** What you have to do **
Among the lines of the data, copy those that hold "Details".

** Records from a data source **
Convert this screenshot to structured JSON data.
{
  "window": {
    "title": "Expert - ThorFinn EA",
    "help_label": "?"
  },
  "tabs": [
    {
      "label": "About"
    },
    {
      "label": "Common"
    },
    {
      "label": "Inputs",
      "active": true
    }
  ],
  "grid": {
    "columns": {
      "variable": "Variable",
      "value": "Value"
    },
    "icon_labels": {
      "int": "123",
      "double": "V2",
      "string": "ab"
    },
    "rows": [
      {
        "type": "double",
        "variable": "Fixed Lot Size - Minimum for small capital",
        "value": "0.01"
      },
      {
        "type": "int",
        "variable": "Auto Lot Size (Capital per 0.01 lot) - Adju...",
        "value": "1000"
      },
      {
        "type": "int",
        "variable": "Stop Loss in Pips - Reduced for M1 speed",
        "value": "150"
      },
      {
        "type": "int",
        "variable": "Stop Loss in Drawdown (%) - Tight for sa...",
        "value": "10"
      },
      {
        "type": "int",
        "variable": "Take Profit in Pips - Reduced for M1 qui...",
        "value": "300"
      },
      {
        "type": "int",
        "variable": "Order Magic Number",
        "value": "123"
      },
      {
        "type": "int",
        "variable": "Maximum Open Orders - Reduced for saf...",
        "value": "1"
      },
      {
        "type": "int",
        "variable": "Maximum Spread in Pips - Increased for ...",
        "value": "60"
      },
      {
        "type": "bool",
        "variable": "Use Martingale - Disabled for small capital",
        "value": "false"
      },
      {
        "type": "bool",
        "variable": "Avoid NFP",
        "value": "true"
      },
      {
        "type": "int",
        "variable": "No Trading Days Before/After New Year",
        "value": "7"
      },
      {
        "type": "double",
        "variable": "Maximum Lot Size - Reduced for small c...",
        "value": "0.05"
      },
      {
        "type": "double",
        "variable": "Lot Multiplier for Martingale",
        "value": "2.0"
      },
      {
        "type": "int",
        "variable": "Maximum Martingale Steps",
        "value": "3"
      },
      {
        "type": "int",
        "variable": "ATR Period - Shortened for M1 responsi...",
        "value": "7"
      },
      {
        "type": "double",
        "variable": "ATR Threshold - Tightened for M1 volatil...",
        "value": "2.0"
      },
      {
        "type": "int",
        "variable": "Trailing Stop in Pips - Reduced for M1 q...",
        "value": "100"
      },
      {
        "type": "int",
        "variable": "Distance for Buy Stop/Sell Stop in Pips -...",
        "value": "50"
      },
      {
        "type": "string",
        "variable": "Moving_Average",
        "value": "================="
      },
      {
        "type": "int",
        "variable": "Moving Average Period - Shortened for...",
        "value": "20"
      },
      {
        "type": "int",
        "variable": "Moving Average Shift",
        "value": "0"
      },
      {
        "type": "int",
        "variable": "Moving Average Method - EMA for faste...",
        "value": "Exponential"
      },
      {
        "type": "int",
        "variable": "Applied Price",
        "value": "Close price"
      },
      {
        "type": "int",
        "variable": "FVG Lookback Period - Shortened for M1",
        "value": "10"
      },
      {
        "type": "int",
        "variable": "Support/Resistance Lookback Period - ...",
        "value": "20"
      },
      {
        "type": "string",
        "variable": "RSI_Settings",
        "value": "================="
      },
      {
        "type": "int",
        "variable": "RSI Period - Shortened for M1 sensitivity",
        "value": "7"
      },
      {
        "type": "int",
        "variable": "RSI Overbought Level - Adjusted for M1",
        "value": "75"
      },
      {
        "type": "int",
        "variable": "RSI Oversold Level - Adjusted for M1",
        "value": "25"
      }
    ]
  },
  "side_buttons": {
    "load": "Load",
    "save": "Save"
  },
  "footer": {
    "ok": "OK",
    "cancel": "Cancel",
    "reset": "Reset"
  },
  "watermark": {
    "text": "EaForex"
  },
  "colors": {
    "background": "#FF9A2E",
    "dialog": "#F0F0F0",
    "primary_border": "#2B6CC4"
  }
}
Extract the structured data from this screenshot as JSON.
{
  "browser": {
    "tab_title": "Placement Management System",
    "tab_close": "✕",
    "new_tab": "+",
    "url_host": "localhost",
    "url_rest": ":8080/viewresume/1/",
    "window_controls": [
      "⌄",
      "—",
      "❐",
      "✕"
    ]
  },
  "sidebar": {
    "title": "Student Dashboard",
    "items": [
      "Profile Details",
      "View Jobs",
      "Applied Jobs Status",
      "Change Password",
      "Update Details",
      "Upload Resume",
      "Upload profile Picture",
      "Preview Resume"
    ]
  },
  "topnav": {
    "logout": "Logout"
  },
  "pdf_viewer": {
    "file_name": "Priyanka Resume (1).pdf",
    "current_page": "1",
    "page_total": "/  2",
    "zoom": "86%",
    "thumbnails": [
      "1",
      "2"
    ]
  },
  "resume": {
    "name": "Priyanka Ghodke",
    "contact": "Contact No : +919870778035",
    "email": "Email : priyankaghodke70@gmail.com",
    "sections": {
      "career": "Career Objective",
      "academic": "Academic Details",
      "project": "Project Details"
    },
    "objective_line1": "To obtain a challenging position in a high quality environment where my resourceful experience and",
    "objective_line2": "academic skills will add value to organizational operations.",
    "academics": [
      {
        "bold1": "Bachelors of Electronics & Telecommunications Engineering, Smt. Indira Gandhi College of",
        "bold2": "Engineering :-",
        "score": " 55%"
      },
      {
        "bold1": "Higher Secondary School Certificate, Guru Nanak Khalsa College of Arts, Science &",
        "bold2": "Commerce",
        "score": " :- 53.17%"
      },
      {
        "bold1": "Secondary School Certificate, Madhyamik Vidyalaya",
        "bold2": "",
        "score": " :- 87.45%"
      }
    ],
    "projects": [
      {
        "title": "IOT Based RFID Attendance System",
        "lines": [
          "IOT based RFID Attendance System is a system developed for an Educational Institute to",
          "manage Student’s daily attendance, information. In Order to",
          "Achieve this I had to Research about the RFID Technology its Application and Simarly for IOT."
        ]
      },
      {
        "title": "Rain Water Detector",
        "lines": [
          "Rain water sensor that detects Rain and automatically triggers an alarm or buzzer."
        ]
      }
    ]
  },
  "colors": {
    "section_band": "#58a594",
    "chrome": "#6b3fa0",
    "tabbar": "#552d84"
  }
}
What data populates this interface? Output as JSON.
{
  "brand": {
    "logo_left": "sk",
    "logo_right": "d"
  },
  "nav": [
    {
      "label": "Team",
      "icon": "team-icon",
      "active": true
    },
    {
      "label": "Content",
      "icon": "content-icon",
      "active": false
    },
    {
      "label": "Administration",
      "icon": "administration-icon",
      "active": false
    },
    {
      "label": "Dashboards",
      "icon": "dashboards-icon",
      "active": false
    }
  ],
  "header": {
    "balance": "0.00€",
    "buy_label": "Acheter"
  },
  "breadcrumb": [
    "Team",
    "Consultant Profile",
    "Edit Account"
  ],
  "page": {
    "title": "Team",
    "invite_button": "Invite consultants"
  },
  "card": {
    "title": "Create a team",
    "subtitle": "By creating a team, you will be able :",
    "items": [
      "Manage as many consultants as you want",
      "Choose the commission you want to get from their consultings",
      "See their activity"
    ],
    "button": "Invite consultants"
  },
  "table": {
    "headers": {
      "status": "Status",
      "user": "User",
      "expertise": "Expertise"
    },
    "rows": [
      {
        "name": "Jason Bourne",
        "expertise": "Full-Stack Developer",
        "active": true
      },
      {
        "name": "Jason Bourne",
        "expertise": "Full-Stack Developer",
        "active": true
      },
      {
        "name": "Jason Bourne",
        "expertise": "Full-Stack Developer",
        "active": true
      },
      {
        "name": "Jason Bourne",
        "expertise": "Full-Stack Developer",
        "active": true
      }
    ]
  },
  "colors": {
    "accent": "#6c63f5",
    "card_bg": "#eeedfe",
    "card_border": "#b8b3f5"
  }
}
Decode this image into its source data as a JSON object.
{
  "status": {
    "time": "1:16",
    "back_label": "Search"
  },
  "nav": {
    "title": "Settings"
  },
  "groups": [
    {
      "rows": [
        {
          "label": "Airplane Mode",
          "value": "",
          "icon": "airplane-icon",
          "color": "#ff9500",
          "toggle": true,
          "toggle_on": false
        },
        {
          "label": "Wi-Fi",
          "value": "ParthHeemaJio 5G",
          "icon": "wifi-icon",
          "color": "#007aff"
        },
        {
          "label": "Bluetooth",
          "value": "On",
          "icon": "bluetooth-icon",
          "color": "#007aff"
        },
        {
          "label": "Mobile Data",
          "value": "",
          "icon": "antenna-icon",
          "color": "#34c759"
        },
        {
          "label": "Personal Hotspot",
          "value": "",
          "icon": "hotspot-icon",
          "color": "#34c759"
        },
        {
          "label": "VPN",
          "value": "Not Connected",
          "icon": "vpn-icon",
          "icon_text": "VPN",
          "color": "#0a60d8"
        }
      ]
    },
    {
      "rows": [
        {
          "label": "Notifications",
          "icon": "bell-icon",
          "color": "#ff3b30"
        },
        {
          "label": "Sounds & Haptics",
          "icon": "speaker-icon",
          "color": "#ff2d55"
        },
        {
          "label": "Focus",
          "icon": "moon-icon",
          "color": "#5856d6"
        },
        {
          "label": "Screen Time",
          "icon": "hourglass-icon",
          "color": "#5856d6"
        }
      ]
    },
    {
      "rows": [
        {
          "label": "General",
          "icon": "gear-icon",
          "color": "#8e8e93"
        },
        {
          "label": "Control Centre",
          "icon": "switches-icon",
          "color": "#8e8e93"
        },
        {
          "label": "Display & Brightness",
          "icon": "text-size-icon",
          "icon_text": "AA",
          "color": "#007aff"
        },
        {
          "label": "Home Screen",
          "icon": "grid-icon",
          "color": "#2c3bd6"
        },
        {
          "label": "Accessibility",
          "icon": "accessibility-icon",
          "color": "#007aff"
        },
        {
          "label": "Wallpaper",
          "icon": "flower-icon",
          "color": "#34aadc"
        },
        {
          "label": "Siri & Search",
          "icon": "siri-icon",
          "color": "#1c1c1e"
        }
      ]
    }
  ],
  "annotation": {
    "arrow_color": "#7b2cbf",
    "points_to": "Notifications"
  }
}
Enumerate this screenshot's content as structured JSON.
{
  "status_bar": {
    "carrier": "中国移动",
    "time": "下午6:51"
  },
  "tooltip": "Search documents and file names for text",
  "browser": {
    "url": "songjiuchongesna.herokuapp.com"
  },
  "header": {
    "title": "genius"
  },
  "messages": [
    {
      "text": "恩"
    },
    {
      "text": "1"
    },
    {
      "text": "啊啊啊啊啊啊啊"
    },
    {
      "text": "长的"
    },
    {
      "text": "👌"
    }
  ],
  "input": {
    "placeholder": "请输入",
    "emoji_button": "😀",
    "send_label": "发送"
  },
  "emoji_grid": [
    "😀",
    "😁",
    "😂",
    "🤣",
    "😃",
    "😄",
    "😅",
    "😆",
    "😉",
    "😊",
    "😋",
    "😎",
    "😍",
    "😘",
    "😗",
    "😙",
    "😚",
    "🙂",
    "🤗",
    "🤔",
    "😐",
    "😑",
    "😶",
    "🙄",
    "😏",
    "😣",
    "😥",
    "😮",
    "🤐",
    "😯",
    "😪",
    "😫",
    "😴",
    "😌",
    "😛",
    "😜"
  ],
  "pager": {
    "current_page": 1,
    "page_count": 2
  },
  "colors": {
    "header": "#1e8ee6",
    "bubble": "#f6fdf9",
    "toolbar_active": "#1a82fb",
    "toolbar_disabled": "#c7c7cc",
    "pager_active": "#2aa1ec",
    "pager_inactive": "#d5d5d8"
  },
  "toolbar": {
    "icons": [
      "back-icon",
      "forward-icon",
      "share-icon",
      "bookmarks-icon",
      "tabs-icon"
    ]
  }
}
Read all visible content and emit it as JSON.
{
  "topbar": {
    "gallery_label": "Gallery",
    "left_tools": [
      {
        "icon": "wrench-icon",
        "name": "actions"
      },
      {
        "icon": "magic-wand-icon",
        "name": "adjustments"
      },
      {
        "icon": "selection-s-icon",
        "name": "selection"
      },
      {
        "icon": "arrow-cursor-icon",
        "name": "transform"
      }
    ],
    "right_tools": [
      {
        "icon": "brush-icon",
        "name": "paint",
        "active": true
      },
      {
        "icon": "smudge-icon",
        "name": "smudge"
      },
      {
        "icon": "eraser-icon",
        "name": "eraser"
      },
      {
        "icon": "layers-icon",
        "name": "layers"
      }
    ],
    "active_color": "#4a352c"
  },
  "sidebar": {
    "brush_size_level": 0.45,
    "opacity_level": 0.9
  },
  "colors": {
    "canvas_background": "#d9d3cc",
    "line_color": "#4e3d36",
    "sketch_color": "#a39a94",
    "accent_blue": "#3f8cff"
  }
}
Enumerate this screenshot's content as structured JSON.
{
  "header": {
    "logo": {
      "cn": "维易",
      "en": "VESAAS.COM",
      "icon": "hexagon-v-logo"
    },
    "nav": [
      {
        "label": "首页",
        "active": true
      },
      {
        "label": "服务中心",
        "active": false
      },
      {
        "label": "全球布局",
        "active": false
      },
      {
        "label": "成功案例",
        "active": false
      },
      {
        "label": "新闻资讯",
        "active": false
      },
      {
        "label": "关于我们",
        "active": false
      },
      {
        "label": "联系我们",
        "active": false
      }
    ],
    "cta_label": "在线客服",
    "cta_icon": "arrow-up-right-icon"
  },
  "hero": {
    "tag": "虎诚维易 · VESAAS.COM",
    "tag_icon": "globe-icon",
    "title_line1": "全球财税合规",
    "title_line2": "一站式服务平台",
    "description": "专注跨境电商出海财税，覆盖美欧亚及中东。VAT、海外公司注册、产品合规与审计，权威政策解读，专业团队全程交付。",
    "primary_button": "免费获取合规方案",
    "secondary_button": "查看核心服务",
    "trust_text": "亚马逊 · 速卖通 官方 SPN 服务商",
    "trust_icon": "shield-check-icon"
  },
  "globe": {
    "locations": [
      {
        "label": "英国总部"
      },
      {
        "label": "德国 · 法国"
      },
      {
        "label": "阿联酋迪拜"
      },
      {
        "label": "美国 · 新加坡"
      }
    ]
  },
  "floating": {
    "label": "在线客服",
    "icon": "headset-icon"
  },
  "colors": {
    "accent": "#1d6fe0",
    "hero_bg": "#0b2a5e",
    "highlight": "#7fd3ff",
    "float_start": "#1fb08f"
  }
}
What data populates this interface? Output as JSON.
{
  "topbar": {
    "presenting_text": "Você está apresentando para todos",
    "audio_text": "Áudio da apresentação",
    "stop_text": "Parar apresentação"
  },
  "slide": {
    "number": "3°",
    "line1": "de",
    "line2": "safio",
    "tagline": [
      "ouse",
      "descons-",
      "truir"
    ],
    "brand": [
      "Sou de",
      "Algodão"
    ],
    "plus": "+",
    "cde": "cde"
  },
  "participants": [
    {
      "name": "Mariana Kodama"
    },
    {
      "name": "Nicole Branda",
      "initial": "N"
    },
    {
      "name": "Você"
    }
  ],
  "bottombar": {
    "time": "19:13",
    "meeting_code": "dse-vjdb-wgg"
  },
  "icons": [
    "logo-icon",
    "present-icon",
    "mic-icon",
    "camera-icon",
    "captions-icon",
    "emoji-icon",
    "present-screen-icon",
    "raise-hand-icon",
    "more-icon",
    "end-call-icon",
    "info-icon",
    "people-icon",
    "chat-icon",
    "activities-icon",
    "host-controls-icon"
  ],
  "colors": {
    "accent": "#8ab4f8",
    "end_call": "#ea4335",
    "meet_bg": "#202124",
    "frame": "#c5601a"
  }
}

** Solution below **
      "Profile Details",
      "Update Details",
      "academic": "Academic Details",
      "project": "Project Details"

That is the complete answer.